Caterina Fede and her associates hypothesized that hormones – namely estrogen and relaxin, for example – are possibly implicated in the sensitization of fascial nociceptors. These hormones are critical to remodeling of the extracellular matrix by constraining fibrosis and inflammation, both of which exert a major influence on the stiffness of fascia and on sensitization of nociceptors within the fascia.
Previous work from Petrovsky and Lee (2015), and Möller-Nielsen and Hammar (1989) demonstrated that ligament in particular undergoes variations in elasticity depending on the phases of the menstrual cycle. Remarkably, higher serum relaxin levels can render a female athlete more than 4 times more vulnerable to anterior cruciate ligament (ACL) tears. By the same token, the contraceptive pill can positively influence susceptibility to traumatic injury.

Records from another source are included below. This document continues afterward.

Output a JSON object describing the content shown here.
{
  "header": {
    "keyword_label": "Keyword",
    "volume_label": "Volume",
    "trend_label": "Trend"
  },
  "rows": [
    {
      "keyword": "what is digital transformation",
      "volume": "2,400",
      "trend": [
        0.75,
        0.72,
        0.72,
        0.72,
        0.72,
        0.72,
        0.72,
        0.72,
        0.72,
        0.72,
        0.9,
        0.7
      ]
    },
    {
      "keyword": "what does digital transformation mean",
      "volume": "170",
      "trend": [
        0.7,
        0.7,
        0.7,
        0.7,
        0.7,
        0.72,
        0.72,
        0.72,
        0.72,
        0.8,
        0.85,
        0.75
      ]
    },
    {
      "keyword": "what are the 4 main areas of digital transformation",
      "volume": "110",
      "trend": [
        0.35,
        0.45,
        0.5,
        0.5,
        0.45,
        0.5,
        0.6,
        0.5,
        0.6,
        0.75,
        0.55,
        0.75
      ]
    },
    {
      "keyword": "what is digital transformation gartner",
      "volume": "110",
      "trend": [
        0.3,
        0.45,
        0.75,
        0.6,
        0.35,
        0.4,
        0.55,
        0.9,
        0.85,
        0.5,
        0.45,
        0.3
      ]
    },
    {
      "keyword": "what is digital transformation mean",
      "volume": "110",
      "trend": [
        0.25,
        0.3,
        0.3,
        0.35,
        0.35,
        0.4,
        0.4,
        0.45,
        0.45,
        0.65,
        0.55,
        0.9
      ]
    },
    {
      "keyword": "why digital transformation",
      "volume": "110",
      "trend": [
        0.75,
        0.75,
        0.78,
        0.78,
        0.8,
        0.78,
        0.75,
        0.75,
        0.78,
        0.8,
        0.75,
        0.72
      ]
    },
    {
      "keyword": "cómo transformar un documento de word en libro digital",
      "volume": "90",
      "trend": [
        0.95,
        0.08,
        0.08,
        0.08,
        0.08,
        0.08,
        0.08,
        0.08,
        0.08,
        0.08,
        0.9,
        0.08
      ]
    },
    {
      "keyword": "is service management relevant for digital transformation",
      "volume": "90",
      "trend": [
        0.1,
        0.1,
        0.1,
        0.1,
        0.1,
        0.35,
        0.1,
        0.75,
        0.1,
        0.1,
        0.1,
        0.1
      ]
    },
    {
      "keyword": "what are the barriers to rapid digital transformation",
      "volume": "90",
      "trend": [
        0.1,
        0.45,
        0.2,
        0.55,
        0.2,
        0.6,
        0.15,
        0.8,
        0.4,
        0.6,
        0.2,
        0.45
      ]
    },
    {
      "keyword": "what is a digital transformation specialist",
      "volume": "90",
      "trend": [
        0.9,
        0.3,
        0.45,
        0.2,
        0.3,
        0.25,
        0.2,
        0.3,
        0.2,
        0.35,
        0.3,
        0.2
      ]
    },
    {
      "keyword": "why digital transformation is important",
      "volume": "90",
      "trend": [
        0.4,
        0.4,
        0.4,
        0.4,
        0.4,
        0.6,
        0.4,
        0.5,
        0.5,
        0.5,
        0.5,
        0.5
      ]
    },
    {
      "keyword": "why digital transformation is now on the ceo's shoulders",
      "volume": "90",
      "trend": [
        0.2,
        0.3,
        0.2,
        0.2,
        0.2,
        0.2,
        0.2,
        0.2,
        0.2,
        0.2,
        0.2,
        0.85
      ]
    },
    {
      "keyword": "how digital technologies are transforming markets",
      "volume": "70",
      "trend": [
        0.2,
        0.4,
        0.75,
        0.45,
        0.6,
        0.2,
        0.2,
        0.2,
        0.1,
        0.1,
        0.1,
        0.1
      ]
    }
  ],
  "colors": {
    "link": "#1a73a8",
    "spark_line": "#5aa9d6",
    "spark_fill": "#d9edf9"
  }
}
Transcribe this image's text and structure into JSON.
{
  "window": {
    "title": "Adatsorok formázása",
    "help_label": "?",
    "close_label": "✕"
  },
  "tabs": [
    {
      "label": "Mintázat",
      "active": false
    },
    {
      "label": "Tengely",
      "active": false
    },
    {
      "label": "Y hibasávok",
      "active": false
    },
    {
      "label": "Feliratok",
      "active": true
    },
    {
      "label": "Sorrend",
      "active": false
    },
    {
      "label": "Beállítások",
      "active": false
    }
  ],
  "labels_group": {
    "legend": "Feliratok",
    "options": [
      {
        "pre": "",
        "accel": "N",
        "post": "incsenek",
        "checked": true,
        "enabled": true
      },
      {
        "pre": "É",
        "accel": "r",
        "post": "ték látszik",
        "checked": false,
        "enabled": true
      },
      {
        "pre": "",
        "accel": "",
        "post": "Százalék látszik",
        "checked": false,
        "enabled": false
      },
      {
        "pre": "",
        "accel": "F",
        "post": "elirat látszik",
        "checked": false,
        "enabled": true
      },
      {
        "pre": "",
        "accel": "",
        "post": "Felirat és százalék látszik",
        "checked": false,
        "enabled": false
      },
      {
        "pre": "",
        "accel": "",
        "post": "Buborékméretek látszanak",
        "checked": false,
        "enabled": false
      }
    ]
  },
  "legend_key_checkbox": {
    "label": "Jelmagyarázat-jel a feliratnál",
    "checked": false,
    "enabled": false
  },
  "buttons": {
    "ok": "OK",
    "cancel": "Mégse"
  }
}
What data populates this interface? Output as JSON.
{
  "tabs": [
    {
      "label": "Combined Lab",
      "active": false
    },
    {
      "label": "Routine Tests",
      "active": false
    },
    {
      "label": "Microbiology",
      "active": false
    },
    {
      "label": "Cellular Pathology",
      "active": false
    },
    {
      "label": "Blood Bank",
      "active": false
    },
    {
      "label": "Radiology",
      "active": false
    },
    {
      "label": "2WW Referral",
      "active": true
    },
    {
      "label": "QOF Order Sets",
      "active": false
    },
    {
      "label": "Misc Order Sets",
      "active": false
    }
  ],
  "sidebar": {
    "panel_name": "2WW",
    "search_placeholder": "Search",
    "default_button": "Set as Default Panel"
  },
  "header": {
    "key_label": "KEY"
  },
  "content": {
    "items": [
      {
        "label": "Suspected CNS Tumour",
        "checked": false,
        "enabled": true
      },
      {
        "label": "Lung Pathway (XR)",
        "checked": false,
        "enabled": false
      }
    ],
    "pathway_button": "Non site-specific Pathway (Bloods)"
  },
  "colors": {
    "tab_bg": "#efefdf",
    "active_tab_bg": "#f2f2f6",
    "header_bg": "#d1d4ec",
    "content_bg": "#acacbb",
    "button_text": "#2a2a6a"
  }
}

Relaxin has been found to decrease smooth-muscle viability and so alter the structural integrity of ligaments over a period of time.
But what of the expression of sex-hormone receptors in the fascia of muscle and their role in the incidence of myofascial pain?